Task to carry out: Restate each entry below exactly; pictures stay out of the copy.
================
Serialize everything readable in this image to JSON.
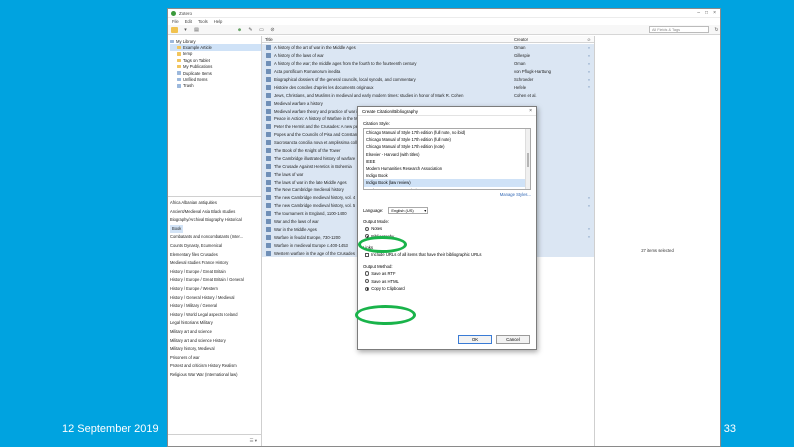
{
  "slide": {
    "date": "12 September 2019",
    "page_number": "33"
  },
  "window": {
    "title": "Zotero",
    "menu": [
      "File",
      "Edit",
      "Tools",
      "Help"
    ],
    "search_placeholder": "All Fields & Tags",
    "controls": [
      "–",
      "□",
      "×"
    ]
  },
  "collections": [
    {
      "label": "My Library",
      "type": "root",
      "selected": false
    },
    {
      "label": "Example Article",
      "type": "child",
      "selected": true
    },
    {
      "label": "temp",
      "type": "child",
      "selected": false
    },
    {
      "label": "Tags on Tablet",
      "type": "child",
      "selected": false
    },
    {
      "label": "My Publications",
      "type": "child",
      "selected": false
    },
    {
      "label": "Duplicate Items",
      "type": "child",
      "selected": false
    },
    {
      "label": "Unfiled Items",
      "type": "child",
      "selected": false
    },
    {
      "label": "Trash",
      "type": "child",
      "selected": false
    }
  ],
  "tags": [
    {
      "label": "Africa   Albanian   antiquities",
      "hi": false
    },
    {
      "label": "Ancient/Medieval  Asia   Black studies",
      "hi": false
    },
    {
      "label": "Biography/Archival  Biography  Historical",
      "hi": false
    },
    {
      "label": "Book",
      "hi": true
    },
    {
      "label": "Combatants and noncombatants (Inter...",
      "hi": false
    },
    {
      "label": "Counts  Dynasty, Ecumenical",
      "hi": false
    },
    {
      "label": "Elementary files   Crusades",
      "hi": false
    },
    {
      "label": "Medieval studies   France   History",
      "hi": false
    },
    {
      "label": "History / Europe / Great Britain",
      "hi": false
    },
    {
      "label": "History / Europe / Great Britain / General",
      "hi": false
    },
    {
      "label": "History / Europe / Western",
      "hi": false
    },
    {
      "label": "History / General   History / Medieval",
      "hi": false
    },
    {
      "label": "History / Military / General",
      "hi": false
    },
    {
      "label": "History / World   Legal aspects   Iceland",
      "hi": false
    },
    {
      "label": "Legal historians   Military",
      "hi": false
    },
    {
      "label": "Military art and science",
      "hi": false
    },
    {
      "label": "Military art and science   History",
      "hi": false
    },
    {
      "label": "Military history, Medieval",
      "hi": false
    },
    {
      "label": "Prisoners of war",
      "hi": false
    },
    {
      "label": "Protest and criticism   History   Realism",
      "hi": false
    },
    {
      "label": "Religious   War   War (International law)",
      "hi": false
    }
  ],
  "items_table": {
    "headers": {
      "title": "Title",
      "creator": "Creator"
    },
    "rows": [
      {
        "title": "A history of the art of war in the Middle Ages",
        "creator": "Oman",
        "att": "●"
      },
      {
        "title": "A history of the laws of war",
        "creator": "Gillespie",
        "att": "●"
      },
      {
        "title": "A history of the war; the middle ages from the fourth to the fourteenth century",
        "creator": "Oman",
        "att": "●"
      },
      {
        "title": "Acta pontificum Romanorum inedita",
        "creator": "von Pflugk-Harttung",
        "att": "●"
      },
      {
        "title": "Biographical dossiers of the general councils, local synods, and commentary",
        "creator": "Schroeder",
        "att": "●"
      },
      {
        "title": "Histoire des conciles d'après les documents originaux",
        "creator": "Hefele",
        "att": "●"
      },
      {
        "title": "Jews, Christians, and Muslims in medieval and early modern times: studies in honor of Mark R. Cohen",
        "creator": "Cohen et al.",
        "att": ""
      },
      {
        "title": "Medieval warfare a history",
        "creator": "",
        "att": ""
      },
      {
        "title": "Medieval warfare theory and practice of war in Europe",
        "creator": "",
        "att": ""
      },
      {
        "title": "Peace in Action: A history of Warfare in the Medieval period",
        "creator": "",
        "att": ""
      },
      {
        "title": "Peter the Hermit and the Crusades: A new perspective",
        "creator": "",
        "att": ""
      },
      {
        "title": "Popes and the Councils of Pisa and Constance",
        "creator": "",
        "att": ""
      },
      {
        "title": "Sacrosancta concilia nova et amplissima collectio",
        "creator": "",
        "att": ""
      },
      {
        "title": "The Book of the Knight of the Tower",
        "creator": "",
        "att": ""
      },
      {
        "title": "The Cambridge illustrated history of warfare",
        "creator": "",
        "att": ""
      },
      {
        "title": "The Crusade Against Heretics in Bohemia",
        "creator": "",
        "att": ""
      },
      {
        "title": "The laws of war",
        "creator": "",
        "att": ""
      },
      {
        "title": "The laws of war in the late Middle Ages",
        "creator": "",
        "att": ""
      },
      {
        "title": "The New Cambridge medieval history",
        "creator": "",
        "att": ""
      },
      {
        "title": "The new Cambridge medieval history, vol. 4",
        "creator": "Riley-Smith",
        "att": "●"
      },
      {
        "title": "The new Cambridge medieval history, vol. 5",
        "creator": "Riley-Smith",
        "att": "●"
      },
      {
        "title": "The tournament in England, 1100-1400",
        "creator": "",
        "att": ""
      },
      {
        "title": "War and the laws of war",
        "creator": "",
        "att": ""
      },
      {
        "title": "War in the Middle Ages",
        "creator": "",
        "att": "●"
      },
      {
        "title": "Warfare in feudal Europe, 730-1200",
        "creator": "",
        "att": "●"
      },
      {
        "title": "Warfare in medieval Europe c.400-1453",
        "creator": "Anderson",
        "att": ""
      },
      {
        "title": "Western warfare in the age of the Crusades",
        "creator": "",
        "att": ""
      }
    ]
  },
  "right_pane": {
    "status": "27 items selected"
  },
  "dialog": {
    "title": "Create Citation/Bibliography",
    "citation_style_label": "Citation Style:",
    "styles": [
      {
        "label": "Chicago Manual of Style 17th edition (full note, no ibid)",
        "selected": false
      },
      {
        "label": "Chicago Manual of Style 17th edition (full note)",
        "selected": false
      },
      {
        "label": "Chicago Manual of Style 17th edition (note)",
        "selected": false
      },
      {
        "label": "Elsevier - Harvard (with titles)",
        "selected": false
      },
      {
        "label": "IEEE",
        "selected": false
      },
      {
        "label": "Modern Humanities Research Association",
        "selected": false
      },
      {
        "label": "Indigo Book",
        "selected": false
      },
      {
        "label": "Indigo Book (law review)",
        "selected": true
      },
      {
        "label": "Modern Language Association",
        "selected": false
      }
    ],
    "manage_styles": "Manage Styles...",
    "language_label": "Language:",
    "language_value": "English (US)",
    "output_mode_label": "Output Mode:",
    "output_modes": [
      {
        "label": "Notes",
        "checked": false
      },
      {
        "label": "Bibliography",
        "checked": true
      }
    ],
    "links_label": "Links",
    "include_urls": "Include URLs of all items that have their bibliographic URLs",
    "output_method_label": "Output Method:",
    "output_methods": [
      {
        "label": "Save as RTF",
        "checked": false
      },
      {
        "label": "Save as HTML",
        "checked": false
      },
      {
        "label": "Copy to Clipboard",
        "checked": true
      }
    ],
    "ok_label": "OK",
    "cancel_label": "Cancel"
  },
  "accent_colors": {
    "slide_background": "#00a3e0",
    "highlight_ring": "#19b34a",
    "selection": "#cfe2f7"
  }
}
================
Answer to this problem:
Serialize everything readable in this image to JSON.
{
  "slide": {
    "date": "12 September 2019",
    "page_number": "33"
  },
  "window": {
    "title": "Zotero",
    "menu": [
      "File",
      "Edit",
      "Tools",
      "Help"
    ],
    "search_placeholder": "All Fields & Tags",
    "controls": [
      "–",
      "□",
      "×"
    ]
  },
  "collections": [
    {
      "label": "My Library",
      "type": "root",
      "selected": false
    },
    {
      "label": "Example Article",
      "type": "child",
      "selected": true
    },
    {
      "label": "temp",
      "type": "child",
      "selected": false
    },
    {
      "label": "Tags on Tablet",
      "type": "child",
      "selected": false
    },
    {
      "label": "My Publications",
      "type": "child",
      "selected": false
    },
    {
      "label": "Duplicate Items",
      "type": "child",
      "selected": false
    },
    {
      "label": "Unfiled Items",
      "type": "child",
      "selected": false
    },
    {
      "label": "Trash",
      "type": "child",
      "selected": false
    }
  ],
  "tags": [
    {
      "label": "Africa   Albanian   antiquities",
      "hi": false
    },
    {
      "label": "Ancient/Medieval  Asia   Black studies",
      "hi": false
    },
    {
      "label": "Biography/Archival  Biography  Historical",
      "hi": false
    },
    {
      "label": "Book",
      "hi": true
    },
    {
      "label": "Combatants and noncombatants (Inter...",
      "hi": false
    },
    {
      "label": "Counts  Dynasty, Ecumenical",
      "hi": false
    },
    {
      "label": "Elementary files   Crusades",
      "hi": false
    },
    {
      "label": "Medieval studies   France   History",
      "hi": false
    },
    {
      "label": "History / Europe / Great Britain",
      "hi": false
    },
    {
      "label": "History / Europe / Great Britain / General",
      "hi": false
    },
    {
      "label": "History / Europe / Western",
      "hi": false
    },
    {
      "label": "History / General   History / Medieval",
      "hi": false
    },
    {
      "label": "History / Military / General",
      "hi": false
    },
    {
      "label": "History / World   Legal aspects   Iceland",
      "hi": false
    },
    {
      "label": "Legal historians   Military",
      "hi": false
    },
    {
      "label": "Military art and science",
      "hi": false
    },
    {
      "label": "Military art and science   History",
      "hi": false
    },
    {
      "label": "Military history, Medieval",
      "hi": false
    },
    {
      "label": "Prisoners of war",
      "hi": false
    },
    {
      "label": "Protest and criticism   History   Realism",
      "hi": false
    },
    {
      "label": "Religious   War   War (International law)",
      "hi": false
    }
  ],
  "items_table": {
    "headers": {
      "title": "Title",
      "creator": "Creator"
    },
    "rows": [
      {
        "title": "A history of the art of war in the Middle Ages",
        "creator": "Oman",
        "att": "●"
      },
      {
        "title": "A history of the laws of war",
        "creator": "Gillespie",
        "att": "●"
      },
      {
        "title": "A history of the war; the middle ages from the fourth to the fourteenth century",
        "creator": "Oman",
        "att": "●"
      },
      {
        "title": "Acta pontificum Romanorum inedita",
        "creator": "von Pflugk-Harttung",
        "att": "●"
      },
      {
        "title": "Biographical dossiers of the general councils, local synods, and commentary",
        "creator": "Schroeder",
        "att": "●"
      },
      {
        "title": "Histoire des conciles d'après les documents originaux",
        "creator": "Hefele",
        "att": "●"
      },
      {
        "title": "Jews, Christians, and Muslims in medieval and early modern times: studies in honor of Mark R. Cohen",
        "creator": "Cohen et al.",
        "att": ""
      },
      {
        "title": "Medieval warfare a history",
        "creator": "",
        "att": ""
      },
      {
        "title": "Medieval warfare theory and practice of war in Europe",
        "creator": "",
        "att": ""
      },
      {
        "title": "Peace in Action: A history of Warfare in the Medieval period",
        "creator": "",
        "att": ""
      },
      {
        "title": "Peter the Hermit and the Crusades: A new perspective",
        "creator": "",
        "att": ""
      },
      {
        "title": "Popes and the Councils of Pisa and Constance",
        "creator": "",
        "att": ""
      },
      {
        "title": "Sacrosancta concilia nova et amplissima collectio",
        "creator": "",
        "att": ""
      },
      {
        "title": "The Book of the Knight of the Tower",
        "creator": "",
        "att": ""
      },
      {
        "title": "The Cambridge illustrated history of warfare",
        "creator": "",
        "att": ""
      },
      {
        "title": "The Crusade Against Heretics in Bohemia",
        "creator": "",
        "att": ""
      },
      {
        "title": "The laws of war",
        "creator": "",
        "att": ""
      },
      {
        "title": "The laws of war in the late Middle Ages",
        "creator": "",
        "att": ""
      },
      {
        "title": "The New Cambridge medieval history",
        "creator": "",
        "att": ""
      },
      {
        "title": "The new Cambridge medieval history, vol. 4",
        "creator": "Riley-Smith",
        "att": "●"
      },
      {
        "title": "The new Cambridge medieval history, vol. 5",
        "creator": "Riley-Smith",
        "att": "●"
      },
      {
        "title": "The tournament in England, 1100-1400",
        "creator": "",
        "att": ""
      },
      {
        "title": "War and the laws of war",
        "creator": "",
        "att": ""
      },
      {
        "title": "War in the Middle Ages",
        "creator": "",
        "att": "●"
      },
      {
        "title": "Warfare in feudal Europe, 730-1200",
        "creator": "",
        "att": "●"
      },
      {
        "title": "Warfare in medieval Europe c.400-1453",
        "creator": "Anderson",
        "att": ""
      },
      {
        "title": "Western warfare in the age of the Crusades",
        "creator": "",
        "att": ""
      }
    ]
  },
  "right_pane": {
    "status": "27 items selected"
  },
  "dialog": {
    "title": "Create Citation/Bibliography",
    "citation_style_label": "Citation Style:",
    "styles": [
      {
        "label": "Chicago Manual of Style 17th edition (full note, no ibid)",
        "selected": false
      },
      {
        "label": "Chicago Manual of Style 17th edition (full note)",
        "selected": false
      },
      {
        "label": "Chicago Manual of Style 17th edition (note)",
        "selected": false
      },
      {
        "label": "Elsevier - Harvard (with titles)",
        "selected": false
      },
      {
        "label": "IEEE",
        "selected": false
      },
      {
        "label": "Modern Humanities Research Association",
        "selected": false
      },
      {
        "label": "Indigo Book",
        "selected": false
      },
      {
        "label": "Indigo Book (law review)",
        "selected": true
      },
      {
        "label": "Modern Language Association",
        "selected": false
      }
    ],
    "manage_styles": "Manage Styles...",
    "language_label": "Language:",
    "language_value": "English (US)",
    "output_mode_label": "Output Mode:",
    "output_modes": [
      {
        "label": "Notes",
        "checked": false
      },
      {
        "label": "Bibliography",
        "checked": true
      }
    ],
    "links_label": "Links",
    "include_urls": "Include URLs of all items that have their bibliographic URLs",
    "output_method_label": "Output Method:",
    "output_methods": [
      {
        "label": "Save as RTF",
        "checked": false
      },
      {
        "label": "Save as HTML",
        "checked": false
      },
      {
        "label": "Copy to Clipboard",
        "checked": true
      }
    ],
    "ok_label": "OK",
    "cancel_label": "Cancel"
  },
  "accent_colors": {
    "slide_background": "#00a3e0",
    "highlight_ring": "#19b34a",
    "selection": "#cfe2f7"
  }
}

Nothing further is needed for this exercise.